One of these soldiers was 24-year-old Farhad Abdi. The body of this Baha’i soldier was turned over to his family a few months after he was killed but, contrary to its own charter, which forbids discrimination based on beliefs, the Martyrs’ Foundation refused to register his family as the family of a war martyr because of their Baha’i faith. The Foundation even went further and, instead of consoling the family for the loss of their loved one, ridiculed and insulted their faith.
Who Was Farhad Abdi?
Farhad Abdi was born in 1964 to a Baha’i family in the village of Qezeljeh Kand in Qorveh county, Kurdistan province. Joblessness and poverty forced the Abdi family to migrate to the city of Hamadan. But their financial problems continued and, after several years, they left Hamadan for Tehran in 1980 in search of a better life. The family soon moved again, this time to the nearby city of Karaj, because of the high cost of living in Tehran.
Farhad finished the fifth grade of primary school in Hamadan.
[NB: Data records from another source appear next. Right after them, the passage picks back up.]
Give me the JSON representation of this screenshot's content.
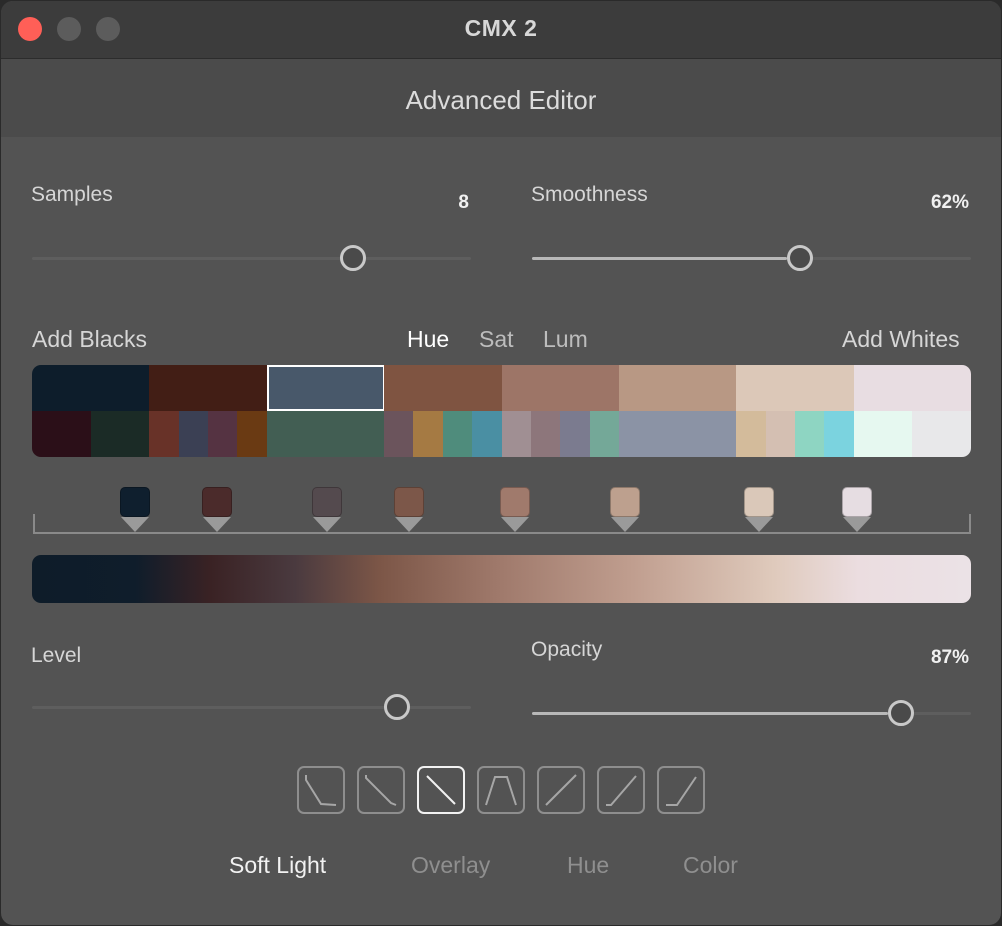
{
  "window": {
    "title": "CMX 2"
  },
  "header": {
    "title": "Advanced Editor"
  },
  "samples": {
    "label": "Samples",
    "value": "8"
  },
  "smoothness": {
    "label": "Smoothness",
    "value": "62%"
  },
  "tone": {
    "add_blacks": "Add Blacks",
    "add_whites": "Add Whites",
    "tabs": [
      {
        "label": "Hue",
        "active": true
      },
      {
        "label": "Sat",
        "active": false
      },
      {
        "label": "Lum",
        "active": false
      }
    ]
  },
  "palette": {
    "top_row": [
      "#0d1d2b",
      "#421e15",
      "#48586a",
      "#7f5441",
      "#9d7567",
      "#b89884",
      "#dcc8b8",
      "#e8dde2"
    ],
    "selected_index": 2,
    "bottom_row": [
      "#2b0f18",
      "#1b2b26",
      "#683228",
      "#3b4054",
      "#553342",
      "#6a3a13",
      "#425e53",
      "#6b545c",
      "#a57a43",
      "#4f8c7c",
      "#4a8fa3",
      "#a08f93",
      "#8d767b",
      "#7b7b8f",
      "#74a898",
      "#8b93a5",
      "#d3bb9b",
      "#d4bfb2",
      "#8ed5c2",
      "#7bd3df",
      "#e6f8f0",
      "#e8e8ea"
    ]
  },
  "gradient_markers": [
    "#0f1f2e",
    "#4b2b2b",
    "#544a4e",
    "#7c5749",
    "#a07a6c",
    "#bda08e",
    "#dac8b9",
    "#e6dde2"
  ],
  "level": {
    "label": "Level"
  },
  "opacity": {
    "label": "Opacity",
    "value": "87%"
  },
  "curve_presets": {
    "icons": [
      "curve-shoulder-icon",
      "curve-linear-down-icon",
      "curve-diagonal-icon",
      "curve-bell-icon",
      "curve-linear-up-icon",
      "curve-toe-up-icon",
      "curve-toe-icon"
    ],
    "active_index": 2
  },
  "blend_modes": [
    {
      "label": "Soft Light",
      "active": true
    },
    {
      "label": "Overlay",
      "active": false
    },
    {
      "label": "Hue",
      "active": false
    },
    {
      "label": "Color",
      "active": false
    }
  ]
}
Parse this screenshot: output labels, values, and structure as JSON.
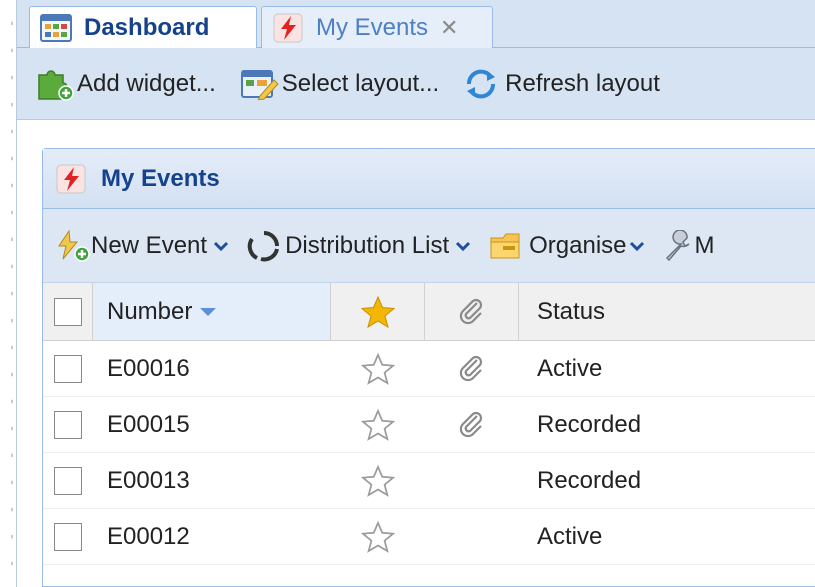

He then dropped out of school and worked at Hamadan’s bazaar to help his father in providing for the family. From that time on, he continued to work with his father as they moved from town to town in search of an ever-elusive sense of financial security.
Farhad believed that he should work as hard as he could to help his family overcome financial hardship. But the war with Iraq had worsened unemployment and employers were not allowed to hire potential conscripts. Poverty forced Farhad into military service. “Now that I have no job and no income, I will go into military service so that afterwards I can find a job, and we can save ourselves from this difficult financial situation,” he told his family.
Military Service and Martyrdom
Farhad Abdi began military service in 1986. He was trained at Lavizan Army Base in Tehran and was deployed to the front. He served 22 months on the fronts in western and southern Iran and was killed just two months before he was to be discharged.
On 12 July, 1988, at the assault on Dehloran, Farhad was the wireless operator for his unit. According to a close friend, who was serving with him, their trench was hit by an Iraqi shell. The friend ran out of the trench and after some distance looked back but saw no sign of Farhad. He says that the Iraqi artillery barrage was so heavy that he could not turn back and had to run out of range to save his life.
Farhad was never seen again. He was 24 years old when he was killed in action.
Farhad's status was listed as missing in action for six months after the battle. His brothers went twice to the site of the battle to try to find him. They searched everywhere, including the morgues in Dehloran, Ahvaz and Andimeshk, and talked to tens of soldiers and officials, but could not find him. The Abdi family was finally informed that a body had been found that might be their son. The family went and identified the body.
Farhad had lost an arm and a leg and both his eyes had been burnt out. When the authorities learned that he was a Baha’i, they turned over his body to his family, rather than making the same arrangements as for Muslim casualties of war. This young soldier, who had sacrificed his life to defend his country, was buried in Tehran’s Khavaran Cemetery in an area set apart for the remains of Baha’is. Iran’s authorities insisted on this because, according to them, Baha’is are “unclean” and cannot be buried in the same place as Muslims.